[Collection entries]
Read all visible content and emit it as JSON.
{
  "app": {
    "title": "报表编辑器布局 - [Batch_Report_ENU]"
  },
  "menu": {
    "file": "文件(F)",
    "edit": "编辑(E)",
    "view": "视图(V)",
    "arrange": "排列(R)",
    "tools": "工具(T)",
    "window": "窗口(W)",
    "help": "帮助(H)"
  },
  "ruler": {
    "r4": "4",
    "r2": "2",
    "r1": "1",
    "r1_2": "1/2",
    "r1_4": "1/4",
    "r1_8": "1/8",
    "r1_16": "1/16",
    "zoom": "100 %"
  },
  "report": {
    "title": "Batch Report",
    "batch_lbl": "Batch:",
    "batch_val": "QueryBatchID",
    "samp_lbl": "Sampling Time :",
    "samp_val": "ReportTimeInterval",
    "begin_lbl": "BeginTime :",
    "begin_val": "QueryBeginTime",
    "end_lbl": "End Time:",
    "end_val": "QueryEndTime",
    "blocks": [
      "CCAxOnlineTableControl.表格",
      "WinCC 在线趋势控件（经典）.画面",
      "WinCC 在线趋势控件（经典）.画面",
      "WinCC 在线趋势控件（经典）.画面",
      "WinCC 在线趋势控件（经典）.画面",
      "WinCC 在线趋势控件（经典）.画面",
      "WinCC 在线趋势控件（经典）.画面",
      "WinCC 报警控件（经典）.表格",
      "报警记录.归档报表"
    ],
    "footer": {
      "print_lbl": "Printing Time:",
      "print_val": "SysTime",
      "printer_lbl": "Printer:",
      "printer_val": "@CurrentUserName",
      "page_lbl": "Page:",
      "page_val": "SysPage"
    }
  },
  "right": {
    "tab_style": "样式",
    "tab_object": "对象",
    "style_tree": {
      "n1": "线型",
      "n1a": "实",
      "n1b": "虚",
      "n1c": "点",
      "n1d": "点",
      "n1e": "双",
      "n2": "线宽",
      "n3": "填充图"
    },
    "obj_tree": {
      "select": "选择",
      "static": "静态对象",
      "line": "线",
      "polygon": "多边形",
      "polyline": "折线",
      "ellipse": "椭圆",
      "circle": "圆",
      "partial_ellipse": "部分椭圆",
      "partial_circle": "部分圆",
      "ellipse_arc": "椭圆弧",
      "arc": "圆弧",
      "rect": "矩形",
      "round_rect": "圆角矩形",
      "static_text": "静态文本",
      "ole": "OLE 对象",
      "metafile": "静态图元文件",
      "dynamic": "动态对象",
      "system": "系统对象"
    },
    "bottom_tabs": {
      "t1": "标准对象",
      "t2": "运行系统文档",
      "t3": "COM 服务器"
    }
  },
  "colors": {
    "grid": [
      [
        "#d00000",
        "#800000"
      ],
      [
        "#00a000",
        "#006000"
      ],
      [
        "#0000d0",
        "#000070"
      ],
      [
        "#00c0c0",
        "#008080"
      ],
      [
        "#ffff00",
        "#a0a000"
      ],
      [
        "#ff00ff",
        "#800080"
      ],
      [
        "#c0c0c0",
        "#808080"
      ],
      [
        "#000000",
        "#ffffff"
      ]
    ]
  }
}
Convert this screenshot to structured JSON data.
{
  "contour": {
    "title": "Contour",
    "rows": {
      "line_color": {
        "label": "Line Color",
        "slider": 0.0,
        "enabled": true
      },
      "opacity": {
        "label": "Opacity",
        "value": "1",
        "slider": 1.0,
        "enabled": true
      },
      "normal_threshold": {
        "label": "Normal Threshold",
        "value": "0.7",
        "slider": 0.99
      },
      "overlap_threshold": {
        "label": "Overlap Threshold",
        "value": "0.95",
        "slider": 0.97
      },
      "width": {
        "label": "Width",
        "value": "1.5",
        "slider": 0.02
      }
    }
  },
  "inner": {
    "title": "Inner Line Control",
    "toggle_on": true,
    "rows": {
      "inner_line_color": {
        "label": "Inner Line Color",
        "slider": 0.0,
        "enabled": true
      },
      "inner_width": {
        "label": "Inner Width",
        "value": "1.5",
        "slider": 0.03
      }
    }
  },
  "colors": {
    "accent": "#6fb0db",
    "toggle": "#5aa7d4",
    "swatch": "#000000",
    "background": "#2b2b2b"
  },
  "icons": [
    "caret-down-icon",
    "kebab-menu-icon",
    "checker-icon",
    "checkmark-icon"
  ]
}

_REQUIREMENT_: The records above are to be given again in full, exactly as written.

_EXERCISE RESULT_:
Read all visible content and emit it as JSON.
{
  "app": {
    "title": "报表编辑器布局 - [Batch_Report_ENU]"
  },
  "menu": {
    "file": "文件(F)",
    "edit": "编辑(E)",
    "view": "视图(V)",
    "arrange": "排列(R)",
    "tools": "工具(T)",
    "window": "窗口(W)",
    "help": "帮助(H)"
  },
  "ruler": {
    "r4": "4",
    "r2": "2",
    "r1": "1",
    "r1_2": "1/2",
    "r1_4": "1/4",
    "r1_8": "1/8",
    "r1_16": "1/16",
    "zoom": "100 %"
  },
  "report": {
    "title": "Batch Report",
    "batch_lbl": "Batch:",
    "batch_val": "QueryBatchID",
    "samp_lbl": "Sampling Time :",
    "samp_val": "ReportTimeInterval",
    "begin_lbl": "BeginTime :",
    "begin_val": "QueryBeginTime",
    "end_lbl": "End Time:",
    "end_val": "QueryEndTime",
    "blocks": [
      "CCAxOnlineTableControl.表格",
      "WinCC 在线趋势控件（经典）.画面",
      "WinCC 在线趋势控件（经典）.画面",
      "WinCC 在线趋势控件（经典）.画面",
      "WinCC 在线趋势控件（经典）.画面",
      "WinCC 在线趋势控件（经典）.画面",
      "WinCC 在线趋势控件（经典）.画面",
      "WinCC 报警控件（经典）.表格",
      "报警记录.归档报表"
    ],
    "footer": {
      "print_lbl": "Printing Time:",
      "print_val": "SysTime",
      "printer_lbl": "Printer:",
      "printer_val": "@CurrentUserName",
      "page_lbl": "Page:",
      "page_val": "SysPage"
    }
  },
  "right": {
    "tab_style": "样式",
    "tab_object": "对象",
    "style_tree": {
      "n1": "线型",
      "n1a": "实",
      "n1b": "虚",
      "n1c": "点",
      "n1d": "点",
      "n1e": "双",
      "n2": "线宽",
      "n3": "填充图"
    },
    "obj_tree": {
      "select": "选择",
      "static": "静态对象",
      "line": "线",
      "polygon": "多边形",
      "polyline": "折线",
      "ellipse": "椭圆",
      "circle": "圆",
      "partial_ellipse": "部分椭圆",
      "partial_circle": "部分圆",
      "ellipse_arc": "椭圆弧",
      "arc": "圆弧",
      "rect": "矩形",
      "round_rect": "圆角矩形",
      "static_text": "静态文本",
      "ole": "OLE 对象",
      "metafile": "静态图元文件",
      "dynamic": "动态对象",
      "system": "系统对象"
    },
    "bottom_tabs": {
      "t1": "标准对象",
      "t2": "运行系统文档",
      "t3": "COM 服务器"
    }
  },
  "colors": {
    "grid": [
      [
        "#d00000",
        "#800000"
      ],
      [
        "#00a000",
        "#006000"
      ],
      [
        "#0000d0",
        "#000070"
      ],
      [
        "#00c0c0",
        "#008080"
      ],
      [
        "#ffff00",
        "#a0a000"
      ],
      [
        "#ff00ff",
        "#800080"
      ],
      [
        "#c0c0c0",
        "#808080"
      ],
      [
        "#000000",
        "#ffffff"
      ]
    ]
  }
}
Convert this screenshot to structured JSON data.
{
  "contour": {
    "title": "Contour",
    "rows": {
      "line_color": {
        "label": "Line Color",
        "slider": 0.0,
        "enabled": true
      },
      "opacity": {
        "label": "Opacity",
        "value": "1",
        "slider": 1.0,
        "enabled": true
      },
      "normal_threshold": {
        "label": "Normal Threshold",
        "value": "0.7",
        "slider": 0.99
      },
      "overlap_threshold": {
        "label": "Overlap Threshold",
        "value": "0.95",
        "slider": 0.97
      },
      "width": {
        "label": "Width",
        "value": "1.5",
        "slider": 0.02
      }
    }
  },
  "inner": {
    "title": "Inner Line Control",
    "toggle_on": true,
    "rows": {
      "inner_line_color": {
        "label": "Inner Line Color",
        "slider": 0.0,
        "enabled": true
      },
      "inner_width": {
        "label": "Inner Width",
        "value": "1.5",
        "slider": 0.03
      }
    }
  },
  "colors": {
    "accent": "#6fb0db",
    "toggle": "#5aa7d4",
    "swatch": "#000000",
    "background": "#2b2b2b"
  },
  "icons": [
    "caret-down-icon",
    "kebab-menu-icon",
    "checker-icon",
    "checkmark-icon"
  ]
}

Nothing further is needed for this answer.